Victim of nationwide meningitis outbreak being treated in Duluth, family member saysOne of the four Minnesota women with fungal meningitis linked to tainted steroid injections is being treated at Essentia Health St. Mary’s Medical Center in Duluth, the woman’s mother said on Saturday.
By: John Lundy, Duluth News Tribune
One of the four Minnesota women with fungal meningitis linked to tainted steroid injections is being treated at Essentia Health St. Mary’s Medical Center in Duluth, the woman’s mother said on Saturday.
Susan Edwards, 46, of Hibbing was taken by ambulance from Hibbing to St. Mary’s on Oct. 5 after the Centers for Disease Control and Prevention confirmed from a urine sample that she had the disease, said her mother, Mary Olson of Cloquet.
Susan Edwards was listed in fair condition on Saturday, Essentia Health spokeswoman Kim Kaiser said.
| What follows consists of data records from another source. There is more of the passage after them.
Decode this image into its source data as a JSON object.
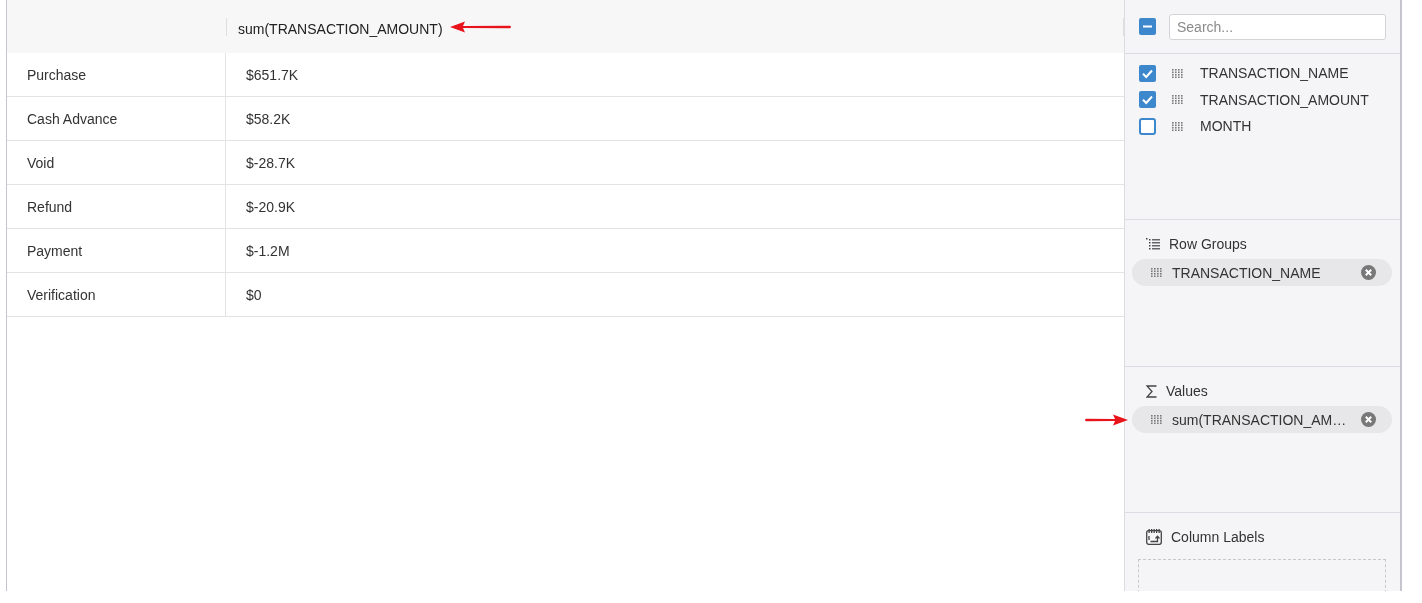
{
  "table": {
    "value_column": {
      "label": "sum(TRANSACTION_AMOUNT)",
      "arrow": true
    },
    "rows": [
      {
        "label": "Purchase",
        "value": "$651.7K"
      },
      {
        "label": "Cash Advance",
        "value": "$58.2K"
      },
      {
        "label": "Void",
        "value": "$-28.7K"
      },
      {
        "label": "Refund",
        "value": "$-20.9K"
      },
      {
        "label": "Payment",
        "value": "$-1.2M"
      },
      {
        "label": "Verification",
        "value": "$0"
      }
    ]
  },
  "panel": {
    "select_all": {
      "indeterminate": true
    },
    "search": {
      "placeholder": "Search..."
    },
    "fields": [
      {
        "label": "TRANSACTION_NAME",
        "checked": true
      },
      {
        "label": "TRANSACTION_AMOUNT",
        "checked": true
      },
      {
        "label": "MONTH",
        "checked": false
      }
    ],
    "sections": [
      {
        "kind": "row_groups",
        "title": "Row Groups",
        "chips": [
          {
            "label": "TRANSACTION_NAME",
            "arrow": false
          }
        ]
      },
      {
        "kind": "values",
        "title": "Values",
        "chips": [
          {
            "label": "sum(TRANSACTION_AM…",
            "arrow": true
          }
        ]
      },
      {
        "kind": "column_labels",
        "title": "Column Labels"
      }
    ]
  }
}
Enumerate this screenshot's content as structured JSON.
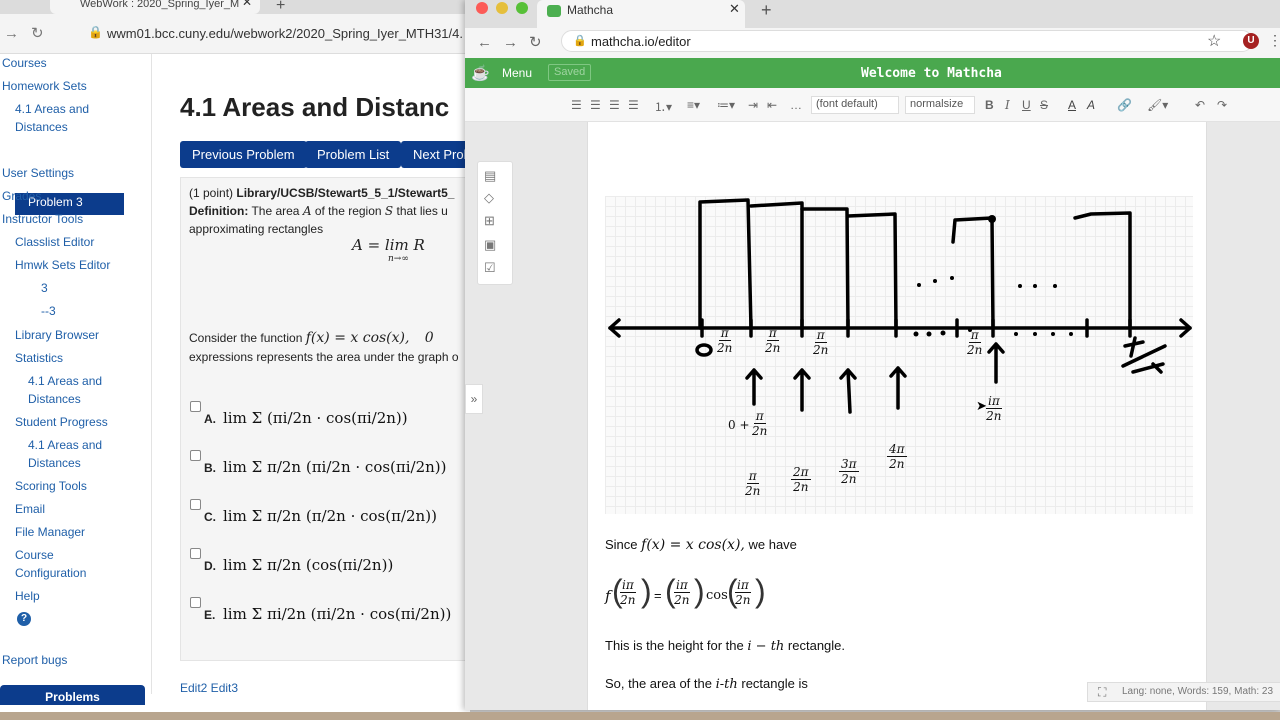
{
  "webwork": {
    "tab_title": "WebWork : 2020_Spring_Iyer_M",
    "url": "wwm01.bcc.cuny.edu/webwork2/2020_Spring_Iyer_MTH31/4.",
    "sidebar": {
      "courses": "Courses",
      "homework_sets": "Homework Sets",
      "set_name_1": "4.1 Areas and",
      "set_name_2": "Distances",
      "problem_3": "Problem 3",
      "user_settings": "User Settings",
      "grades": "Grades",
      "instructor_tools": "Instructor Tools",
      "classlist_editor": "Classlist Editor",
      "hmwk_sets_editor": "Hmwk Sets Editor",
      "sub_3": "3",
      "sub_minus3": "--3",
      "library_browser": "Library Browser",
      "statistics": "Statistics",
      "stat_set_1": "4.1 Areas and",
      "stat_set_2": "Distances",
      "student_progress": "Student Progress",
      "sp_set_1": "4.1 Areas and",
      "sp_set_2": "Distances",
      "scoring_tools": "Scoring Tools",
      "email": "Email",
      "file_manager": "File Manager",
      "course_config_1": "Course",
      "course_config_2": "Configuration",
      "help": "Help",
      "report_bugs": "Report bugs",
      "problems_button": "Problems"
    },
    "title": "4.1 Areas and Distanc",
    "buttons": {
      "previous": "Previous Problem",
      "list": "Problem List",
      "next": "Next Prob"
    },
    "problem": {
      "points": "(1 point)",
      "library_path": "Library/UCSB/Stewart5_5_1/Stewart5_",
      "definition_label": "Definition:",
      "definition_text": "The area",
      "of_region": "of the region",
      "that_lies": "that lies u",
      "approximating": "approximating rectangles",
      "limit_formula": "A = lim R",
      "consider": "Consider the function",
      "function_expr": "f(x) = x cos(x),",
      "function_tail": "0",
      "expressions": "expressions represents the area under the graph o"
    },
    "choices": [
      {
        "letter": "A.",
        "expr": "lim Σ (πi/2n · cos(πi/2n))"
      },
      {
        "letter": "B.",
        "expr": "lim Σ π/2n (πi/2n · cos(πi/2n))"
      },
      {
        "letter": "C.",
        "expr": "lim Σ π/2n (π/2n · cos(π/2n))"
      },
      {
        "letter": "D.",
        "expr": "lim Σ π/2n (cos(πi/2n))"
      },
      {
        "letter": "E.",
        "expr": "lim Σ πi/2n (πi/2n · cos(πi/2n))"
      }
    ],
    "edit_links": "Edit2 Edit3"
  },
  "mathcha": {
    "tab_title": "Mathcha",
    "url": "mathcha.io/editor",
    "menu": "Menu",
    "saved": "Saved",
    "welcome": "Welcome to Mathcha",
    "font_select": "(font default)",
    "size_select": "normalsize",
    "avatar_letter": "U",
    "drawing": {
      "frac_num_pi": "π",
      "frac_num_ipi": "iπ",
      "frac_num_2pi": "2π",
      "frac_num_3pi": "3π",
      "frac_num_4pi": "4π",
      "frac_den": "2n",
      "zero_plus": "0 +"
    },
    "text": {
      "since": "Since",
      "since_expr": "f(x)  = x cos(x),",
      "we_have": "we have",
      "eq_lhs": "f",
      "eq_cos": "cos",
      "height_line_a": "This is the height for the",
      "height_line_b": "i − th",
      "height_line_c": "rectangle.",
      "area_line_a": "So, the area of the",
      "area_line_b": "i-th",
      "area_line_c": "rectangle is"
    },
    "status": "Lang: none, Words: 159, Math: 23"
  },
  "colors": {
    "webwork_blue": "#0c3c8c",
    "link_blue": "#1f5fa8",
    "mathcha_green": "#4aa84e"
  }
}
She couldn’t confirm that Edwards was being treated for fungal meningitis. Douglas Schultz, a spokesman for the Minnesota Department of Health, said that four cases have been confirmed in Minnesota and that two of the victims are hospitalized. He could not say where the victims were being treated.
Fungal meningitis is a rare infection usually spread through blood to the spinal cord, according to the website of the CDC in Atlanta. It is not contagious. Symptoms can include fever, headache, stiff neck, nausea and vomiting, sensitivity to light and altered mental status. It is treated with high doses of antifungal medications, usually given through IV lines in the hospital.
As of Saturday, 197 cases of the disease had been confirmed in 12 states, according to the CDC, and 15 people have died. The outbreak has been linked to steroid injections often given for chronic back pain that were prepared by a suburban Boston compounding pharmacy. In Minnesota, the injections were given only at two clinics with locations in the Twin Cities area, according to the Minnesota Department of Health.
Olson said her daughter received injections at two locations of one of those clinics — Medical Advanced Pain Specialists, on July 3 and July 17 in Maple Grove and Shakopee. Edwards has suffered from chronic back pain for 10 years after being injured in a work accident, her mother said. She received four shots on the 3rd and eight shots on the 17th.
Edwards became ill during the first week in August with a severe headache. She went to the emergency room at Fairview University Medical Center in Hibbing, but it was thought that the headache was related to her continuing back pain, Olson said.
The symptoms persisted, and Edwards went back to the hospital on
Oct. 2. The CDC asked for a urine sample and diagnosed fungal meningitis
either the next day or the day after, Olson said.
Olson, who was speaking from the hospital, said she has been told her daughter will be hospitalized for at least another week.
“She can’t go home,” Olson said. “She has tremors. She is very confused. It’s like she’s with us, and then she zones out. They’ve asked the family to have someone here all night and day with her.”
The fungus also is affecting her daughter’s kidneys, Olson said.
Edwards is single and has three grown children, Olson said.
A Minnesota woman filed a lawsuit on Thursday against New England Compounding Center over the suspect injections. Olson said she already had talked to a lawyer and plans to eventually take legal action.
The CDC reported that none of the contaminated steroid was distributed in Wisconsin, and there have been no cases of fungal meningitis in that state.